### Task instructions
Every line below that has the string "from" needs to be copied.
::::::
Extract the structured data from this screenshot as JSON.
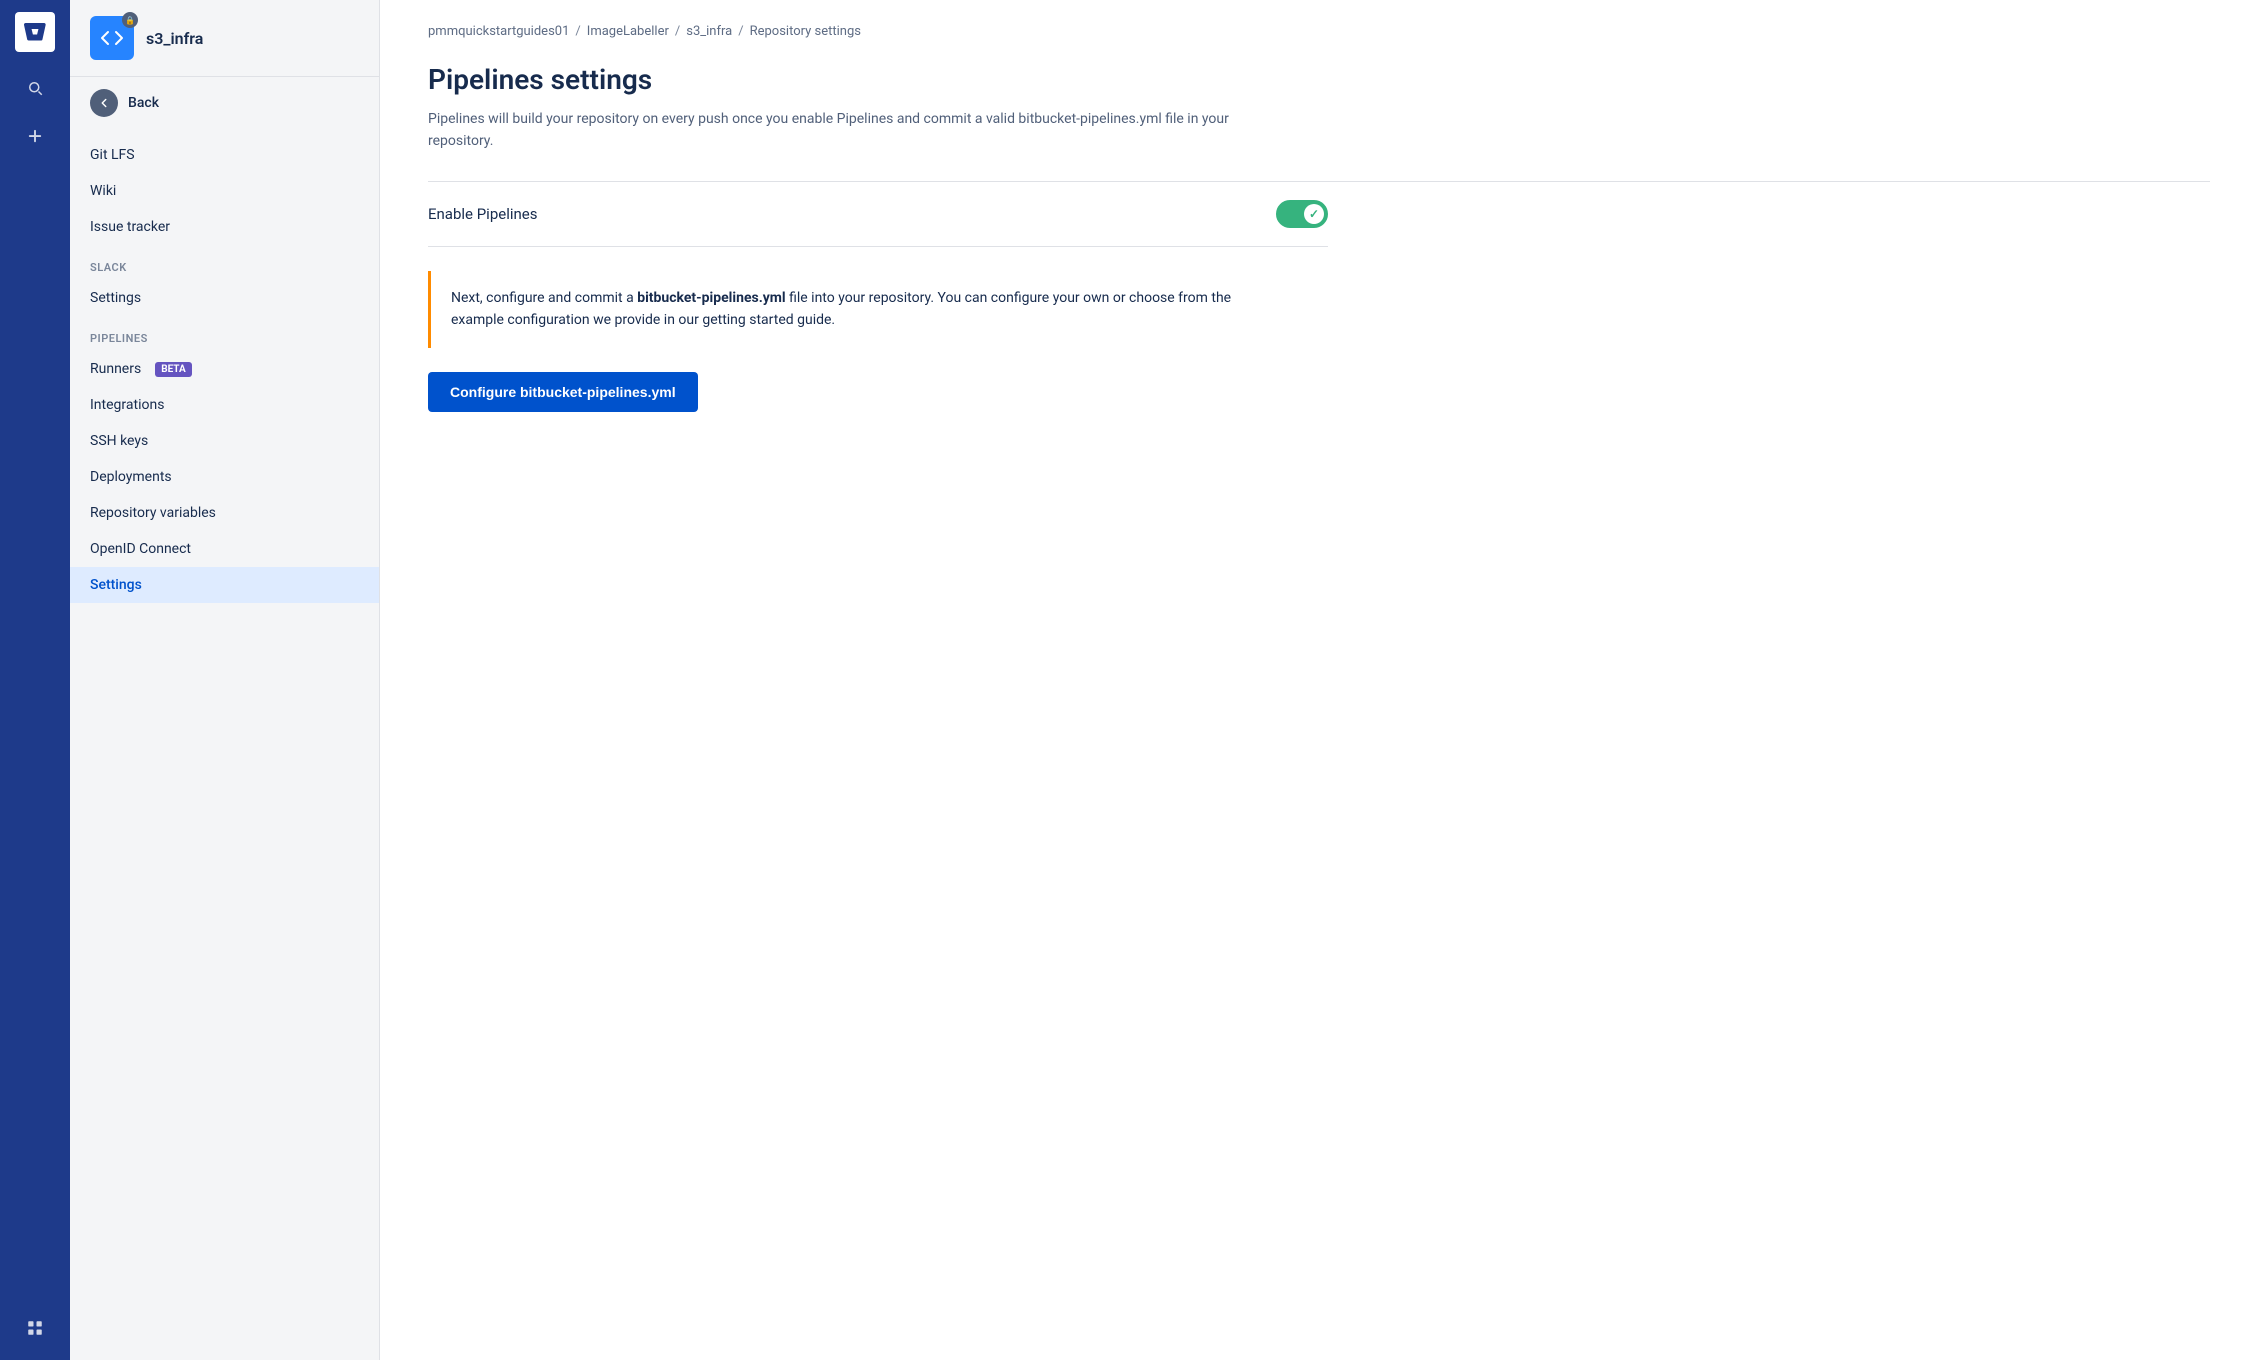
{
  "globalNav": {
    "logoAlt": "Bitbucket logo"
  },
  "sidebar": {
    "repoName": "s3_infra",
    "backLabel": "Back",
    "navItems": [
      {
        "id": "git-lfs",
        "label": "Git LFS",
        "active": false
      },
      {
        "id": "wiki",
        "label": "Wiki",
        "active": false
      },
      {
        "id": "issue-tracker",
        "label": "Issue tracker",
        "active": false
      }
    ],
    "sections": [
      {
        "id": "slack",
        "label": "SLACK",
        "items": [
          {
            "id": "slack-settings",
            "label": "Settings",
            "active": false
          }
        ]
      },
      {
        "id": "pipelines",
        "label": "PIPELINES",
        "items": [
          {
            "id": "runners",
            "label": "Runners",
            "badge": "BETA",
            "active": false
          },
          {
            "id": "integrations",
            "label": "Integrations",
            "active": false
          },
          {
            "id": "ssh-keys",
            "label": "SSH keys",
            "active": false
          },
          {
            "id": "deployments",
            "label": "Deployments",
            "active": false
          },
          {
            "id": "repo-variables",
            "label": "Repository variables",
            "active": false
          },
          {
            "id": "openid",
            "label": "OpenID Connect",
            "active": false
          },
          {
            "id": "settings",
            "label": "Settings",
            "active": true
          }
        ]
      }
    ]
  },
  "breadcrumb": {
    "items": [
      "pmmquickstartguides01",
      "ImageLabeller",
      "s3_infra",
      "Repository settings"
    ],
    "separators": [
      "/",
      "/",
      "/"
    ]
  },
  "main": {
    "title": "Pipelines settings",
    "description": "Pipelines will build your repository on every push once you enable Pipelines and commit a valid bitbucket-pipelines.yml file in your repository.",
    "enableLabel": "Enable Pipelines",
    "toggleEnabled": true,
    "infoText1": "Next, configure and commit a ",
    "infoFilename": "bitbucket-pipelines.yml",
    "infoText2": " file into your repository. You can configure your own or choose from the example configuration we provide in our getting started guide.",
    "configureButton": "Configure bitbucket-pipelines.yml"
  }
}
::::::
### Response
Extract the structured data from this screenshot as JSON.
    "infoText2": " file into your repository. You can configure your own or choose from the example configuration we provide in our getting started guide.",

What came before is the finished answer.